The bottom line is that while our opinion leaders in politics and the media have been playing up a nonexistent war, Americans have been learning to become more comfortable with themselves and with their neighbors. The eight-year Clinton Administration did nothing to make it harder to be an Evangelical Christian in America. The eight-year Bush Administration did nothing to make it harder to be gay. While there are certainly differences of opinion at the margins—and marginal differences always appear greater than they truly are—we have converged to become a free, tolerant society.Yes, indeedy.
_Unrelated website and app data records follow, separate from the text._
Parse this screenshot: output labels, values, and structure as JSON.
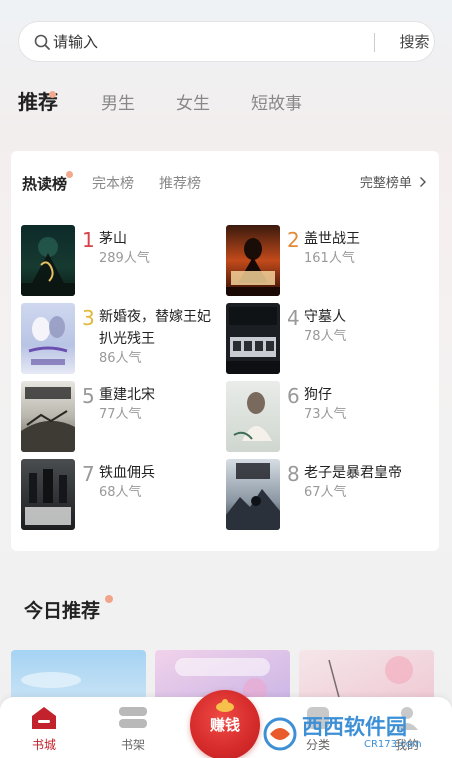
{
  "search": {
    "placeholder": "请输入",
    "button_label": "搜索"
  },
  "tabs": [
    {
      "label": "推荐",
      "active": true
    },
    {
      "label": "男生",
      "active": false
    },
    {
      "label": "女生",
      "active": false
    },
    {
      "label": "短故事",
      "active": false
    }
  ],
  "ranking": {
    "subtabs": [
      {
        "label": "热读榜",
        "active": true
      },
      {
        "label": "完本榜",
        "active": false
      },
      {
        "label": "推荐榜",
        "active": false
      }
    ],
    "full_label": "完整榜单",
    "rank_colors": {
      "1": "#d9414a",
      "2": "#e08a3a",
      "3": "#e0b83a",
      "default": "#999999"
    },
    "books": [
      {
        "rank": "1",
        "title": "茅山",
        "popularity": "289人气"
      },
      {
        "rank": "2",
        "title": "盖世战王",
        "popularity": "161人气"
      },
      {
        "rank": "3",
        "title": "新婚夜，替嫁王妃扒光残王",
        "popularity": "86人气"
      },
      {
        "rank": "4",
        "title": "守墓人",
        "popularity": "78人气"
      },
      {
        "rank": "5",
        "title": "重建北宋",
        "popularity": "77人气"
      },
      {
        "rank": "6",
        "title": "狗仔",
        "popularity": "73人气"
      },
      {
        "rank": "7",
        "title": "铁血佣兵",
        "popularity": "68人气"
      },
      {
        "rank": "8",
        "title": "老子是暴君皇帝",
        "popularity": "67人气"
      }
    ]
  },
  "today": {
    "title": "今日推荐"
  },
  "nav": {
    "items": [
      {
        "label": "书城",
        "icon": "home-icon",
        "active": true
      },
      {
        "label": "书架",
        "icon": "bookshelf-icon",
        "active": false
      },
      {
        "label": "分类",
        "icon": "category-icon",
        "active": false
      },
      {
        "label": "我的",
        "icon": "profile-icon",
        "active": false
      }
    ],
    "earn_label": "赚钱"
  },
  "watermark": {
    "text": "西西软件园",
    "domain": "CR173.com"
  },
  "colors": {
    "accent": "#c1222b",
    "earn": "#d42a2a",
    "watermark": "#3d8fd6"
  }
}
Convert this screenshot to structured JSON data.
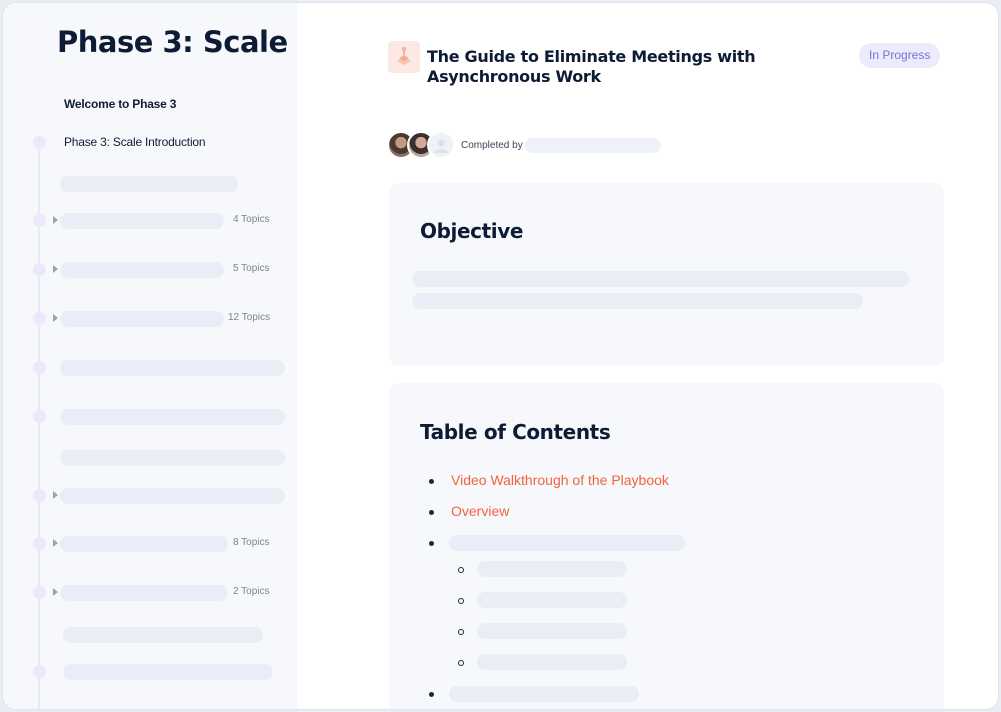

So why does the mythical culture war persist? Easy. It serves someone’s interests. In particular, it serves the interests of our political elite. “I am fighting to defend you in the culture wars” translates into “If I can convince you that the other guy will interfere with your lifestyle, your partner, or your family, you will vote for me no matter how corrupt and incompetent I might be.” The media loves it because it’s a great (and never ending) story. It creates tension and conflict where there need not be any, heightens the stakes of even minor disputes, and sells copy. (For those beginning to wonder, this phenomenon is called a “convergence of interests,” and is quite common in oligopolistic industries. It is not, in any sense, a coordinated conspiracy. So don’t use my stuff as a launching pad to go there).
And wouldn’t you know it? It works. Millions of Americans—myself included until quite recently—fall for this garbage. We choose a party affiliation based largely on cultural issues, then look the other way at the damage that “our side” is imposing on the country (ourselves included).
And another thing:
Now go read this piece by Orson Scott Card.
Okay. Enough of standing on my soap box. Here's the Giggle of the Day: